# [AIM OF THE EXERCISE]
Please return every line in the entries below with the word "JSON" in it.

# [EXTRACTED INFORMATION]
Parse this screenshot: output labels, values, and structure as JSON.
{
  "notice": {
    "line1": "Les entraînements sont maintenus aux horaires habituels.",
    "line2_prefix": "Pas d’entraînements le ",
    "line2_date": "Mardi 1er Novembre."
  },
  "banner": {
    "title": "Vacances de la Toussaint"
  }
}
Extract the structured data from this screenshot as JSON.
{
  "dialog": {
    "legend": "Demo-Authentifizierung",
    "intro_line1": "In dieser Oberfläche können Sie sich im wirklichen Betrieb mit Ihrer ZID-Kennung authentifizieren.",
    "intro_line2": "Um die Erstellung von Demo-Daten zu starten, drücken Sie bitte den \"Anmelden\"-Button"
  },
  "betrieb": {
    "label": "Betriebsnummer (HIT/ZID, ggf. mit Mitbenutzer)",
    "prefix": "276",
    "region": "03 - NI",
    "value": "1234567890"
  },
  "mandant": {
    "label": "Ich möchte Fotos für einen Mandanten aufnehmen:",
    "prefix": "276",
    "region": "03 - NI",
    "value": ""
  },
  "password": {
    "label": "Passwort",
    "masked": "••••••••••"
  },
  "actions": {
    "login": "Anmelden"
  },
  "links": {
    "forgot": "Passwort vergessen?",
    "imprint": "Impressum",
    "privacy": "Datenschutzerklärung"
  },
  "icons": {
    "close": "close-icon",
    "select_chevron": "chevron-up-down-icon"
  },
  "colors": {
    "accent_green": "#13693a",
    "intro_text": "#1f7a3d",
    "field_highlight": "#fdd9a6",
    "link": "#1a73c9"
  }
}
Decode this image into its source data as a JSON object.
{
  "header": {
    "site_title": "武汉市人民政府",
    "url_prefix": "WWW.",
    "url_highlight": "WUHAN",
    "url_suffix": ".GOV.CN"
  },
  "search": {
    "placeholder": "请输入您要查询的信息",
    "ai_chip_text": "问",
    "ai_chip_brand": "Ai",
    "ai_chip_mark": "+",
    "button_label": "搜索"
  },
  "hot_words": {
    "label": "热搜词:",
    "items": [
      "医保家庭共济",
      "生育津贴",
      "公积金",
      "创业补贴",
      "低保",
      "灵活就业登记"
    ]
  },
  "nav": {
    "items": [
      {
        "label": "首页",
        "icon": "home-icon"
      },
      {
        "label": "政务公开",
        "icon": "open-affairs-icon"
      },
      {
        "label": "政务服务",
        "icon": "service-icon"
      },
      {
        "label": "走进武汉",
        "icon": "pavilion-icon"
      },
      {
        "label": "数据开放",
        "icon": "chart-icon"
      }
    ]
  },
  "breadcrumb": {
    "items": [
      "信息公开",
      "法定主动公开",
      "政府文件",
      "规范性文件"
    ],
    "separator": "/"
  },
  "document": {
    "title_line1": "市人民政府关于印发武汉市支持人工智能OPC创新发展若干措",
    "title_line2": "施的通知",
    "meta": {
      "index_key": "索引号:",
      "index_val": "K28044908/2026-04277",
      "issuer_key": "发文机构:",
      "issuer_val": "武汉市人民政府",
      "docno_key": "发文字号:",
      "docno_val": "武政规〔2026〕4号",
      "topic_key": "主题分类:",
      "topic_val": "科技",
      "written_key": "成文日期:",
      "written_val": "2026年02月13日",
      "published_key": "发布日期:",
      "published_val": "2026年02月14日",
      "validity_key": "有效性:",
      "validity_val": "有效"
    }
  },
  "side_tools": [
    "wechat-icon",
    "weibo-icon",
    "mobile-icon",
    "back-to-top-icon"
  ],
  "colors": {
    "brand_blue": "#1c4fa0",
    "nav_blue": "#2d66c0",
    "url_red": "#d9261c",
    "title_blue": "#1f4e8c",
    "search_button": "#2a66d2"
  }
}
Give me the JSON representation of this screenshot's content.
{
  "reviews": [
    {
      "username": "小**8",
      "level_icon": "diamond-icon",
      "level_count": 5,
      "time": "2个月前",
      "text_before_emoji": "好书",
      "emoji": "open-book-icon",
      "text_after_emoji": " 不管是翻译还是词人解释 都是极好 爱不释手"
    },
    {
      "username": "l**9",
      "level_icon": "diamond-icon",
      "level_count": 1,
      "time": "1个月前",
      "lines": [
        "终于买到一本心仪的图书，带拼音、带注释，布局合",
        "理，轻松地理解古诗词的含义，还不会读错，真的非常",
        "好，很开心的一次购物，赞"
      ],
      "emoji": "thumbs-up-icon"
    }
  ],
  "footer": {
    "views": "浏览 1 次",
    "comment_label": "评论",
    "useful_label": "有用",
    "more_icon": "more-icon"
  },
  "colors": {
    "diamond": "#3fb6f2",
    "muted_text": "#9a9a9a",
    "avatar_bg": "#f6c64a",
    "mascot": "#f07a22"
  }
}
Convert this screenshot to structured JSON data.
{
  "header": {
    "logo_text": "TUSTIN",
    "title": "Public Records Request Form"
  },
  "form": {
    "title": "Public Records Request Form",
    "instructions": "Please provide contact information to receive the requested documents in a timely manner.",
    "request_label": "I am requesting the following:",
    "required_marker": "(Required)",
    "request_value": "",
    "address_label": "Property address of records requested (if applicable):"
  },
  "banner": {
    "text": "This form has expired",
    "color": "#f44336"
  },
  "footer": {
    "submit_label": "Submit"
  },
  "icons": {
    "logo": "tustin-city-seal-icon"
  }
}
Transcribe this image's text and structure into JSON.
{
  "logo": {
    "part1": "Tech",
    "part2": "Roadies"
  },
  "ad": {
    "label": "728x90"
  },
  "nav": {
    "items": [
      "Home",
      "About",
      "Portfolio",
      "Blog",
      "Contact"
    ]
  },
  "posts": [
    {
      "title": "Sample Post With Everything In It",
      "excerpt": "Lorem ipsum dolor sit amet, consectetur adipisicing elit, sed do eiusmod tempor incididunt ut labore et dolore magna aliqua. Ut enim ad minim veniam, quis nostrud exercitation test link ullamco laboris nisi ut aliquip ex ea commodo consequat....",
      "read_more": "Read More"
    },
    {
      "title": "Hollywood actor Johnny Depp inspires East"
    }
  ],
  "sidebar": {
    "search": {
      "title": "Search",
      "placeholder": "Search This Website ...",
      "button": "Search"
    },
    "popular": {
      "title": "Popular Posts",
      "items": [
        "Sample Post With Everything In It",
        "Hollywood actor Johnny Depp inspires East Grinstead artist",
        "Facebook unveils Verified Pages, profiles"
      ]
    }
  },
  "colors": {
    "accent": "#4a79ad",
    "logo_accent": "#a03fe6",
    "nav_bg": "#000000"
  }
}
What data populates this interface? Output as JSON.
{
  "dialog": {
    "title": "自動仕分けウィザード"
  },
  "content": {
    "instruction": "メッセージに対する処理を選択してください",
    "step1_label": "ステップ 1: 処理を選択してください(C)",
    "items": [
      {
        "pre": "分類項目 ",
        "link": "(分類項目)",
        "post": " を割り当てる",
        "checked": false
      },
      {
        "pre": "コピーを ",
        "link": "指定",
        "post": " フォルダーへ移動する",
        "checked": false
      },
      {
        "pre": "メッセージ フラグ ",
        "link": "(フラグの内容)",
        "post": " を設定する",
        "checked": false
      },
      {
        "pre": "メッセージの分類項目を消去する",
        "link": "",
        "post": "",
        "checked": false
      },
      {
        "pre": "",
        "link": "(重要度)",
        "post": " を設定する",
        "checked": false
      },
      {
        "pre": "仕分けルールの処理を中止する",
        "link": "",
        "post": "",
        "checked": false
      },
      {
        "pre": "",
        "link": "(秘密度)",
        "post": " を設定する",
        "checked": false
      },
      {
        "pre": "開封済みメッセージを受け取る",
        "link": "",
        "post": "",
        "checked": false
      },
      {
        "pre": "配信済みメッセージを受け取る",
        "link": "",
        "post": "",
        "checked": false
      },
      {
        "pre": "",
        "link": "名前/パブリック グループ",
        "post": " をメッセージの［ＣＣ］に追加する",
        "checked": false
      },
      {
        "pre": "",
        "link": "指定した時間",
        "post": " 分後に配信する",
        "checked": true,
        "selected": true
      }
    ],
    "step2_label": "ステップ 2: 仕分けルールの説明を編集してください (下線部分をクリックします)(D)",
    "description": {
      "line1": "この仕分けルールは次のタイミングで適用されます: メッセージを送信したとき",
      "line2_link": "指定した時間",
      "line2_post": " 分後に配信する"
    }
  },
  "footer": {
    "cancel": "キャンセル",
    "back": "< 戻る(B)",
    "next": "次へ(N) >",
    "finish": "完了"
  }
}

# [OUTPUT FOR THIS EXERCISE]
Parse this screenshot: output labels, values, and structure as JSON.
Extract the structured data from this screenshot as JSON.
Decode this image into its source data as a JSON object.
Give me the JSON representation of this screenshot's content.
Convert this screenshot to structured JSON data.
Transcribe this image's text and structure into JSON.
What data populates this interface? Output as JSON.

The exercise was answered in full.